Columbus Telegram - Week2

No, our rural-based community isn't dying

The latest population figures from the U.S. Census Bureau indicate an overall continuing trend in Nebraska of urban growth and a steady rural decline.

Douglas, Sarpy and Lancaster counties, Nebraska’s three largest counties, all hit record population levels as of July 1 of last year and now account for more than 55 percent of the 1.93 million state residents, also an all-time high.

Interestingly enough, Colfax and Platte join Dodge and Washington along the Highway 30 corridor as counties that have achieved population growth in both the full 2000s decade and here in the 2010s. But, Colfax and Platte both suffer from outmigration, with each having more than 1,000 more people move out of their county than move in from other parts of the U.S., according to Research Coordinator/Census expert David Drozd of the Center for Public Affairs Research. Only six Nebraska counties have a higher level of net domestic outmigration (Dawson, Hall, Dakota, Lincoln, Scotts Bluff, and Madison), he noted.

There are several general misconceptions regarding smaller communities like Schuyler that hinder it because we’re considered “the smaller guy.” Among them are “there’s nothing to do,” “there are no shopping options,” “there are no restaurants” and “small communities don’t offer anything special.”

But in the last few years, Colfax County has rallied together and established itself as not only a rural community but one that is on the rise. 

Numerous local businesses have come or are coming to our area, as the Sun has documented. Schuyler Economic Development recently won the 2018 Innovative Project of the Year award from the Nebraska Investment Finance Authority for efforts in getting housing projects underway locally.

But a few things that our community has more of that perhaps often get overlooked: We have unmatched heart, grit, compassion and determination. 

When the historic flood devastated our area, we weren’t divided, we didn’t fold or buckle. We rallied, together. Community leaders from different agencies put egos and job titles aside to work together. Residents from all walks of life also helped one another.

We’re not just Nebraska Strong, we’re Schuyler Strong.

A big local issue right now is retaining its young people. We still need to figure out what we can do to show our young people this is a thriving community they can come back to after school to work, live and raise their families. Perhaps there isn’t a perfect answer, but efforts are underway.

There are dozens of other local service groups, nonprofits and other efforts one can get involved with that organize different community events, are addressing housing problems and entertainment options.

It boils down to this: Get involved.

If we want Colfax County to thrive and be a great place for generations to come, we have to do something about it now.
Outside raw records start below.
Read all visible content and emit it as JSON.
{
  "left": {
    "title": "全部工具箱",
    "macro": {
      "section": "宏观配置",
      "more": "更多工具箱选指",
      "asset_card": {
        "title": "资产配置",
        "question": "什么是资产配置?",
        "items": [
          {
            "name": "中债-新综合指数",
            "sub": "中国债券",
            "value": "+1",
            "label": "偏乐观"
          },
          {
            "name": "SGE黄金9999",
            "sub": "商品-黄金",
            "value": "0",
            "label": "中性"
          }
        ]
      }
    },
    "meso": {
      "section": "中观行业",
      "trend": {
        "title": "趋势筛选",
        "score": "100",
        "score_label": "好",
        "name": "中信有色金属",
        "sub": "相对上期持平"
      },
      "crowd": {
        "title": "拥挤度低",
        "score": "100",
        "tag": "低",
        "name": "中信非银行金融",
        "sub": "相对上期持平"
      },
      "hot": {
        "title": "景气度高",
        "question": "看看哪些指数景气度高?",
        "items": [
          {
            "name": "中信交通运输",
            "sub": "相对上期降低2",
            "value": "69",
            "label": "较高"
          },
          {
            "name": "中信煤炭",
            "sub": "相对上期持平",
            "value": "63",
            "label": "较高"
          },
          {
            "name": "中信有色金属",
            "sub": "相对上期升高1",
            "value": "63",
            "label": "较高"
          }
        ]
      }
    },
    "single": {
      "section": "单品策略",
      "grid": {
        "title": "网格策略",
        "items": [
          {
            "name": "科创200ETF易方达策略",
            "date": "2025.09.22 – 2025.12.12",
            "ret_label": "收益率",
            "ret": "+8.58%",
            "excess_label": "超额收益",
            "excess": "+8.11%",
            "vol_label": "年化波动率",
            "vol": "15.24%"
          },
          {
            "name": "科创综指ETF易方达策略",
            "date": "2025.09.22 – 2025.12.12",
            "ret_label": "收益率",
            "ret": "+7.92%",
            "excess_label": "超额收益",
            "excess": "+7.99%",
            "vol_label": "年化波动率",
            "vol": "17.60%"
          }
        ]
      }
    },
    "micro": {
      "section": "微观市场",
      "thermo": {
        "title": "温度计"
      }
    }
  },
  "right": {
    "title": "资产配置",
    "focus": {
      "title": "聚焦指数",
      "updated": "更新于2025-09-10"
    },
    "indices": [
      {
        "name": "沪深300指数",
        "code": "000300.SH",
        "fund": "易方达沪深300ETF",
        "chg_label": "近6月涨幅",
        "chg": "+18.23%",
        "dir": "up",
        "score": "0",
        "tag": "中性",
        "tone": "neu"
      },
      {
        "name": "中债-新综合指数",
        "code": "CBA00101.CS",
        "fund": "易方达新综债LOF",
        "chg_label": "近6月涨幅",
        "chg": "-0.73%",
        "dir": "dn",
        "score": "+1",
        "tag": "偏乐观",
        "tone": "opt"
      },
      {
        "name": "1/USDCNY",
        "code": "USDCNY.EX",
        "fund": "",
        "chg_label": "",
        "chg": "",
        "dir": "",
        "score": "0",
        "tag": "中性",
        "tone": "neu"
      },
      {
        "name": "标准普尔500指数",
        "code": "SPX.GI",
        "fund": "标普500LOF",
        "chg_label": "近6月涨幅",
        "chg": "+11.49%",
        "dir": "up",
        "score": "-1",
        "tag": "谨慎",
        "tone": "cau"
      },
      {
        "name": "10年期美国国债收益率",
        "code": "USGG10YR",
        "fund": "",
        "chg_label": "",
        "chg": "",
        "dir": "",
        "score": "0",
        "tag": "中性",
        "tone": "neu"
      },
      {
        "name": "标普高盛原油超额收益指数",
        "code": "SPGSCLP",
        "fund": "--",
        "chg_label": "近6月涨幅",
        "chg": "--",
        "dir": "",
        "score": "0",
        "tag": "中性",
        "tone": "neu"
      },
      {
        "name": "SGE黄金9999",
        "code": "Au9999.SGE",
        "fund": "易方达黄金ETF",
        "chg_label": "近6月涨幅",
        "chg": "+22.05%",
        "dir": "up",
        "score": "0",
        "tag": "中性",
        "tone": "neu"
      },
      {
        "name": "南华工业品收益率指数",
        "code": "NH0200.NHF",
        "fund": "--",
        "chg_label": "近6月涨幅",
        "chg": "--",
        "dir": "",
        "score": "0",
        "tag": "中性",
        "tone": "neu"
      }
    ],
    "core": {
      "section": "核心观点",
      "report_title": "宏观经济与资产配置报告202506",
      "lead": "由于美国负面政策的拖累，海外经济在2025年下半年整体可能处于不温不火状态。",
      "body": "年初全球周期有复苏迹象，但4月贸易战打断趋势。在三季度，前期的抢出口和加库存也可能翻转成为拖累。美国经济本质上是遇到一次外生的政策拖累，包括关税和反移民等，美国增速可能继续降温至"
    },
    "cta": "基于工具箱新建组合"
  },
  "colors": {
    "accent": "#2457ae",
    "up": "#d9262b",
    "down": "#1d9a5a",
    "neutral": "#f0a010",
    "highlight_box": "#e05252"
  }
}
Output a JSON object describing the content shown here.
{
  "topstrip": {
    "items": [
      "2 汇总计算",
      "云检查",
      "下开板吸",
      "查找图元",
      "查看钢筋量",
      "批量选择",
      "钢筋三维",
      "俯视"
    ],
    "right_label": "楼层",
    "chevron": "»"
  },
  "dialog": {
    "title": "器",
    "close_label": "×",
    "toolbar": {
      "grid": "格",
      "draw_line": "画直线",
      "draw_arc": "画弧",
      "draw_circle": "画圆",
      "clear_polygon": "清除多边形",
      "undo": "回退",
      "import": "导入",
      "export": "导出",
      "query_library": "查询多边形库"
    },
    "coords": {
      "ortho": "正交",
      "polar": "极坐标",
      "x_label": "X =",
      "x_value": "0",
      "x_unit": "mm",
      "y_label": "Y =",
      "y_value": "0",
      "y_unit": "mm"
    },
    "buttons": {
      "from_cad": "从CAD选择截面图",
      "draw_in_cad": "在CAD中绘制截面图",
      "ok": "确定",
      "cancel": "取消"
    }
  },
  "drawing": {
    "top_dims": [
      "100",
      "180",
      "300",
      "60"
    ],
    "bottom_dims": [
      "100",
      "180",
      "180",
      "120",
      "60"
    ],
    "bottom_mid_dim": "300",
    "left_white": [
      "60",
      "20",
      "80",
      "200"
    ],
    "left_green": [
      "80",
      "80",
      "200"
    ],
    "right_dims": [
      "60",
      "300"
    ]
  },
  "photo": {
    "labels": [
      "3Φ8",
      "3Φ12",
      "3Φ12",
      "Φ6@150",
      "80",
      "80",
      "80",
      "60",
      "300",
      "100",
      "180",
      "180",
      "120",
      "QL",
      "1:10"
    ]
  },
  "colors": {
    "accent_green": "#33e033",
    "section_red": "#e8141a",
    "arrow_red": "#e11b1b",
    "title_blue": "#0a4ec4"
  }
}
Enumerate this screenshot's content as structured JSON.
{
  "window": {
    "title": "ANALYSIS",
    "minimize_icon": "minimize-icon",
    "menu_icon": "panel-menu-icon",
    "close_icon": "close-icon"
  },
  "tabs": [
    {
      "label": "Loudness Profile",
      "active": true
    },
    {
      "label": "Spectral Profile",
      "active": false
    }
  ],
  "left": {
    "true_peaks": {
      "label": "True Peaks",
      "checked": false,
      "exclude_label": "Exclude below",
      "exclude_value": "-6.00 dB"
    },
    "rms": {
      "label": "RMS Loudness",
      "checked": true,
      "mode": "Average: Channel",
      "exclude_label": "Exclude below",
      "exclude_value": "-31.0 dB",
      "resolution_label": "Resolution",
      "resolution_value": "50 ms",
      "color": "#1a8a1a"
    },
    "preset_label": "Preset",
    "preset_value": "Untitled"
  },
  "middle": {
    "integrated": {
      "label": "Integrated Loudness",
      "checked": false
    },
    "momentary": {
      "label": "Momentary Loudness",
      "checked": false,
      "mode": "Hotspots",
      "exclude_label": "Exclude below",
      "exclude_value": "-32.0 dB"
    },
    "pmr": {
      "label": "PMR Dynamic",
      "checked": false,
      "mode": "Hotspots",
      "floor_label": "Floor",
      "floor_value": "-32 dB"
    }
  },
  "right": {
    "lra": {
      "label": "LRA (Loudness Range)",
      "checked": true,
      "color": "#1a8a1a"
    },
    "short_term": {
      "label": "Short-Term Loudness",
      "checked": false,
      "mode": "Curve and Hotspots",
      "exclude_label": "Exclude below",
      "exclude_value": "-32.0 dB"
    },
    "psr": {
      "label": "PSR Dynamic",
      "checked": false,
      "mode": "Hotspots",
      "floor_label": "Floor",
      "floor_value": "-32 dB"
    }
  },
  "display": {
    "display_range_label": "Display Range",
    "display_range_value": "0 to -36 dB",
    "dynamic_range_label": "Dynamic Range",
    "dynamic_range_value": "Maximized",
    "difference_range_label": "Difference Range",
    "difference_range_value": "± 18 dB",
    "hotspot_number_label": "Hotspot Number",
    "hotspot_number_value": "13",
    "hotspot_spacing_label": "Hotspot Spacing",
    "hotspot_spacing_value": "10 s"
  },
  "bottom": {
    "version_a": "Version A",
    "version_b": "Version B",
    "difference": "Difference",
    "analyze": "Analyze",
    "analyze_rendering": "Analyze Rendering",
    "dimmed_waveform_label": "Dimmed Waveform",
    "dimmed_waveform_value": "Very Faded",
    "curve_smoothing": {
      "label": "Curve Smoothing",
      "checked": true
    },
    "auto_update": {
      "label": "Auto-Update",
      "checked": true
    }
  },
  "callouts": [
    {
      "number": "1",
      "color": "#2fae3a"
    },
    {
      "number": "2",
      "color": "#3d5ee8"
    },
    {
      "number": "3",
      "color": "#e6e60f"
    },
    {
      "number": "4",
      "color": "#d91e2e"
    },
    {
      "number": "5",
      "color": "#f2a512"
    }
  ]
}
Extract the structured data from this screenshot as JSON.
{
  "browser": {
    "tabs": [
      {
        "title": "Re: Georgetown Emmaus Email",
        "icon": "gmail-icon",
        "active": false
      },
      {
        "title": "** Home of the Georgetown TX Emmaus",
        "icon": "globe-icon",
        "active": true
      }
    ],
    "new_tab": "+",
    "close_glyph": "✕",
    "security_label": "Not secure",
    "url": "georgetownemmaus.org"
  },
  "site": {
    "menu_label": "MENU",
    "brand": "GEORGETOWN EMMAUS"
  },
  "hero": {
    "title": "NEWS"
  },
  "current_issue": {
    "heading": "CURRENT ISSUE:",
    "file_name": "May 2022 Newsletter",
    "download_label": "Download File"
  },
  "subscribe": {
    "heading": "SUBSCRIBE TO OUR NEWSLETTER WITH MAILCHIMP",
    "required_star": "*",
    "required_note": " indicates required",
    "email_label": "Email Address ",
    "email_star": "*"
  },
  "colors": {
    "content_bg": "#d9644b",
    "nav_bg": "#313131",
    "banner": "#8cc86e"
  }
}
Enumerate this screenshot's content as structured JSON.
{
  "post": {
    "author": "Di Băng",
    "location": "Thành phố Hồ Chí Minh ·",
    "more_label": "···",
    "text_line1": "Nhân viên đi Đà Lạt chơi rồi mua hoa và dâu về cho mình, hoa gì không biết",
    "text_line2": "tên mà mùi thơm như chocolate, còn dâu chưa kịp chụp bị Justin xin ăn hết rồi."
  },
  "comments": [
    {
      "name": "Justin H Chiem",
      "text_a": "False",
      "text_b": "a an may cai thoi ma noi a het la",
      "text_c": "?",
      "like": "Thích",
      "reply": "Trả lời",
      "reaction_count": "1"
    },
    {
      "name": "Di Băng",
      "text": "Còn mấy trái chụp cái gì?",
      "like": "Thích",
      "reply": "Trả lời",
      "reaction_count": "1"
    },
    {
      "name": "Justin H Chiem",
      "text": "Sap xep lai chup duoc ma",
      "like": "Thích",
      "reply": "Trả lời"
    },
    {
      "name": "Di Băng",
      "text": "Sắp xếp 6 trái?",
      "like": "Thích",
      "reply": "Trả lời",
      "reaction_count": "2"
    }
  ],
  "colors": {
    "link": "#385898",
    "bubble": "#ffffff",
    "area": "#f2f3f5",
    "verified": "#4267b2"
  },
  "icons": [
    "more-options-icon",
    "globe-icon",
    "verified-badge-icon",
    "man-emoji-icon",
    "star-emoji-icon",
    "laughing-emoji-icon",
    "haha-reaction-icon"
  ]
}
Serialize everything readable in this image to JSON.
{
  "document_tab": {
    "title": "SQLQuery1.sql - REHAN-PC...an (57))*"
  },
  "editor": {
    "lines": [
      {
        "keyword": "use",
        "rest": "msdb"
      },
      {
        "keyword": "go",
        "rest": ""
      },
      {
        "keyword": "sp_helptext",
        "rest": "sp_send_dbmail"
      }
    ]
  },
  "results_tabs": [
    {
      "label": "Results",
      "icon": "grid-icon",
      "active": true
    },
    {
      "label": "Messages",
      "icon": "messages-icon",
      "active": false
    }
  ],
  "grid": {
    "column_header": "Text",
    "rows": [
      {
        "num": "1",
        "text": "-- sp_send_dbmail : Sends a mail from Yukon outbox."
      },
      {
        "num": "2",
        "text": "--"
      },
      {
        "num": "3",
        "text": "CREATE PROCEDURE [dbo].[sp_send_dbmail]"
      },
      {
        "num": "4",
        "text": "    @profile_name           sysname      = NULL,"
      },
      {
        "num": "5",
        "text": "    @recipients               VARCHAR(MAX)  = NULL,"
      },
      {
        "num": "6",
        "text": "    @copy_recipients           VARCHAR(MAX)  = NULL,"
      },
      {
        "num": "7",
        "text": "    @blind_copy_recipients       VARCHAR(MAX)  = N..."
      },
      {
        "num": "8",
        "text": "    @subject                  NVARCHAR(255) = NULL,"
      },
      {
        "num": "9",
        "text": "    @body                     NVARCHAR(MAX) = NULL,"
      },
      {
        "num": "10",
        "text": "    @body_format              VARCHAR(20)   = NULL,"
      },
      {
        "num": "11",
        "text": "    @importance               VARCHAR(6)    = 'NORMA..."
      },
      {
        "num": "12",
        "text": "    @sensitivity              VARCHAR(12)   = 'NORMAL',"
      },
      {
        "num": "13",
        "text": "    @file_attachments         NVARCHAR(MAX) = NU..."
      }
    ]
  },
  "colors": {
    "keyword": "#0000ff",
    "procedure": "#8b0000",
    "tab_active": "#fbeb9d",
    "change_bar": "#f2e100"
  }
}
We know Schuyler and Colfax County as a whole are special, but we owe it to this great place we call home to prove it. If we want to help revitalize rural Nebraska, that means we have to get involved with local efforts and talk with our state leaders, fight for our future generations. We need to be part of the solution and not wait for one to fall out of thin air. People are what makes this community tick.

Nebraska can’t and won’t be strong without its rural backbone made by communities like ours.